Monthly Archives: April 2010


I play a lot of board games, and while chess isn’t at the top of my rotation, I still appreciate a nice set. This little set by akunthita looks like the perfect thing to bring on a flight or road trip to a Lego convention.

I think its the presence of drawers to store the pieces that really makes this thing for me. The pieces are expressive enough to get the point across, especially given their small dimensions. Of course, with a Lego chess set, there’s no risk of the pieces falling over when you hit a bump.

LEGO Mini Chess Set

LEGO Rock Band

As we’ve held off blogging for the last week to celebrate the late nnenn’s work I’m sure we all have a backlog of stuff to post. So please excuse the high density of cool LEGO models on your screen.

Dave Shaddix Rock Band

Dave Shaddix’s March Out Of The Darkness may be a work-in-progress but this photo is certainly ‘done’ enough for me to blog it here. I’m not going to claim this has never been done as I know someone will dig out an old link to something from 1997 but I will say an action posed larger fig diorama like this is a highly unusual concept and one I can fully appreciate when it’s done this well.

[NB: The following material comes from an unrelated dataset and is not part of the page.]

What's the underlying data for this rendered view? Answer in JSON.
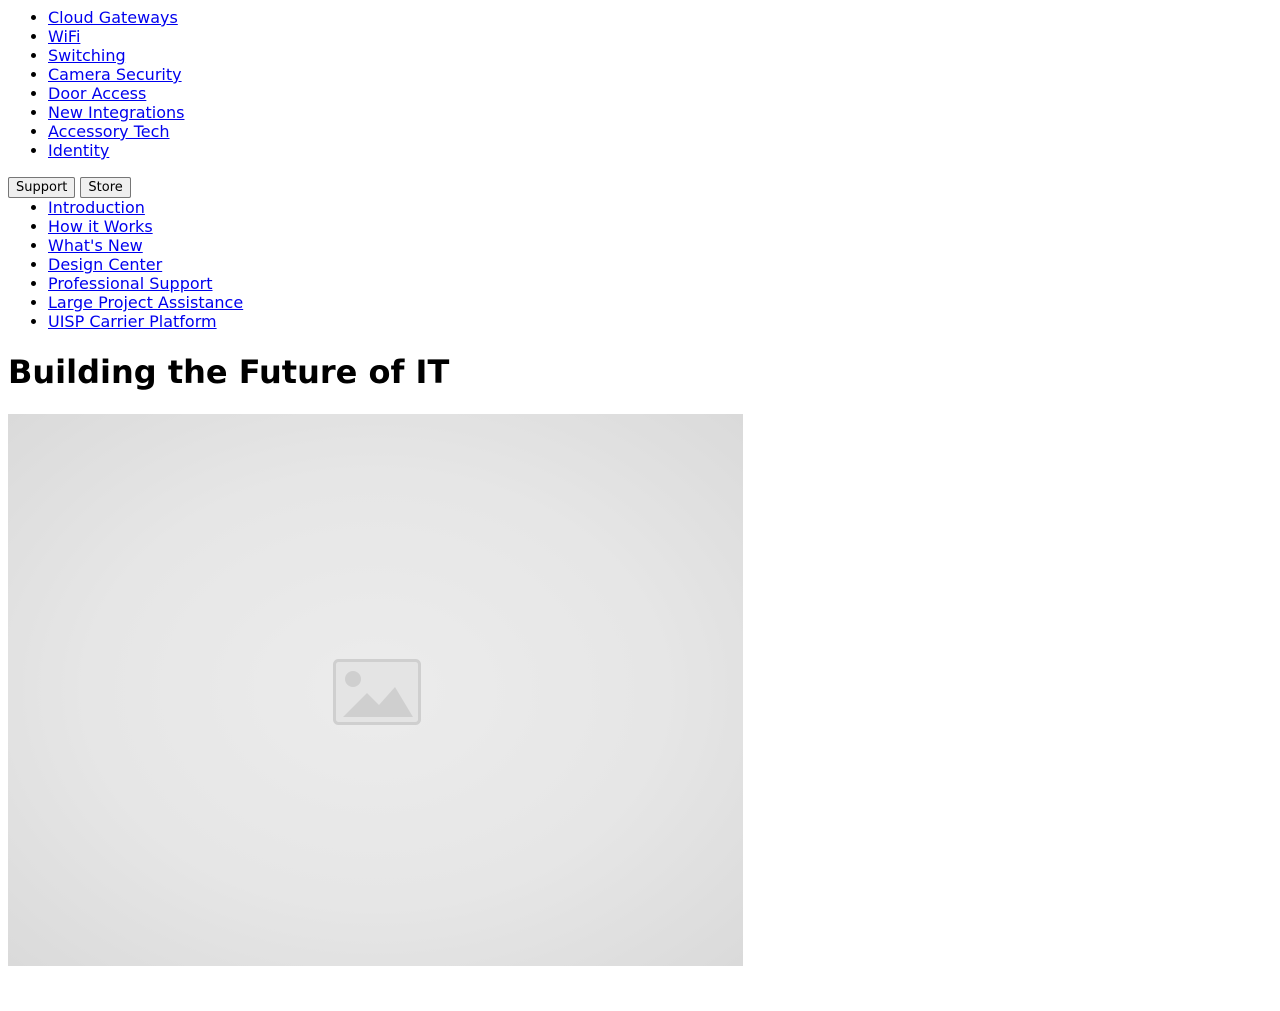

Perhaps Dave would like to provide us with the music.

Rapunzel, Rapunzel, let down your hair!

Jordan Schwartz (Sir Nadroj) built a very bright interpretation of Rapunzel’s tower. The technique of stacking concentric rings to create a conical tower is very clever, and the effect is one of a kind. The creation looks deceptively smaller than its actual size, which is actually 3 feet tall.

Take note of the color combo of the tiles at the base of the tower. It is a mix of tan, dark tan, and light yellow!

Collectible Minifig Series 1 barcode decoder (European edition)

Important Update: The decoder highlighted in this post only works for the packaging in Europe! For one that’ll work in both North America and Europe, see the Collectible Minifigure barcode decoder for US & EU.


With the upcoming and highly anticipated collectible minifigs, there’s lots of discussion on how to determine which minifig is in each mystery pack. Fortunately, the German website has posted some very useful info. Apparently, there is a second barcode on the back of the packaging that is unique for each minifig. You can now print a page showing which barcode corresponds to which fig!

Note: the set of barcodes are different for those released in the US and UK, and the above decoder applies to the packs release in Europe in May. But I’m sure someone will make a new version for the US and UK ones when they’re out, which I believe is in June.

Via Brickset.